  5. Envy and self-seeking lead out to confusion. You find every evil thing in an atmosphere of envy.

The good news is that the Gospel frees us from the earthly, sensual, and demonic wisdom from below.  It allows us to pursue the wisdom that is from above:

“But the wisdom that is from above is first pure, then peaceable, gentle, willing to yield, full of mercy and good fruits, without partiality and without hypocrisy. Now the fruit of righteousness is sown in peace by those who make peace.” (James 3:17–18)

  1. Living a life of purity means cleaning house.  We strive for no moral defect.  We strive to live morally and ethically pure.  This means our lives are unmixed by anything which would cause double-mindedness or instability.
  2. A peaceable life is trained by chastening.  God-given wisdom yields the peaceable fruit of righteousness. Our goal is to demonstrate the righteousness given to us by God for His glory.
  3. A gentle spirit is forbearing, fair-minded, and not quarrelsome.  It belongs to those who are truly humble. It is the ministry of pleading rather than coercion and manipulation.
  4. Those willing to yield are open to reason.  They are not stubborn but compliant with their words and attitudes.  We could say this is obedience in words and actions from the heart with a happy spirit.
  5. Those full of mercy and good fruits demonstrate mercy in action not just disposition. The good fruits are produced inwardly in order to be expressed outwardly. These come down from the Father of lights (James 1.17).
  6. A life without partiality is truly a non-partisan life.
  7. A life without hypocrisy is sincere and not a pretentious. A person who acts consistently toward all people (without partiality) is a person who is so with not just a select and favored few but with all.

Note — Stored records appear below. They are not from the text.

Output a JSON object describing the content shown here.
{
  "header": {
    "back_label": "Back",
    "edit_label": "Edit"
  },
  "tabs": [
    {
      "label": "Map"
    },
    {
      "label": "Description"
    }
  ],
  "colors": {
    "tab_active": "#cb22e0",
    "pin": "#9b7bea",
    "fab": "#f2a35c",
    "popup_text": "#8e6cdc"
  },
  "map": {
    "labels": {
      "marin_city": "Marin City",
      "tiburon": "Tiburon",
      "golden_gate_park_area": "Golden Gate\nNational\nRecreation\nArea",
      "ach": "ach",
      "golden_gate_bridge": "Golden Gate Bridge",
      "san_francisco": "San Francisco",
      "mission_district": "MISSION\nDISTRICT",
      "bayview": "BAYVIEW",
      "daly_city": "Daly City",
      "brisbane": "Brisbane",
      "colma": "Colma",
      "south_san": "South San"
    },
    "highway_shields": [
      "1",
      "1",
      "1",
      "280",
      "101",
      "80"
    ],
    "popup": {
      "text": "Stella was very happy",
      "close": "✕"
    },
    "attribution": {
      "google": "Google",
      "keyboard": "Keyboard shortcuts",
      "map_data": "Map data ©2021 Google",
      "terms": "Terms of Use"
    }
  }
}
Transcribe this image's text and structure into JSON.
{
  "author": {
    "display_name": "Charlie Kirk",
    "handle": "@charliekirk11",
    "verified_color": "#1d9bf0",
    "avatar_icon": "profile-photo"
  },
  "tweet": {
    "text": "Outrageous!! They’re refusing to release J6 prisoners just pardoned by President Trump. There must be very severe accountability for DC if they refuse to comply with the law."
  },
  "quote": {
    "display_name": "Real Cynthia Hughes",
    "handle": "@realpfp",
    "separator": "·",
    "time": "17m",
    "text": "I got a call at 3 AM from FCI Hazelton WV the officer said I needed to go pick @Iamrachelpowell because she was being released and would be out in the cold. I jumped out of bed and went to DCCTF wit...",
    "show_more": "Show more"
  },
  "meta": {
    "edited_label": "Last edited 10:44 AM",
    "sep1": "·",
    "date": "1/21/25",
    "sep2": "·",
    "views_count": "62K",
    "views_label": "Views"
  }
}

Wisdom comes down from Heaven …down from our Father who is in Heaven. It is a gift we receive rather than choosing to manifest an earthly, fleshly wisdom.  Sensual demonic wisdom is the default.  It is the distressing spirit of our age.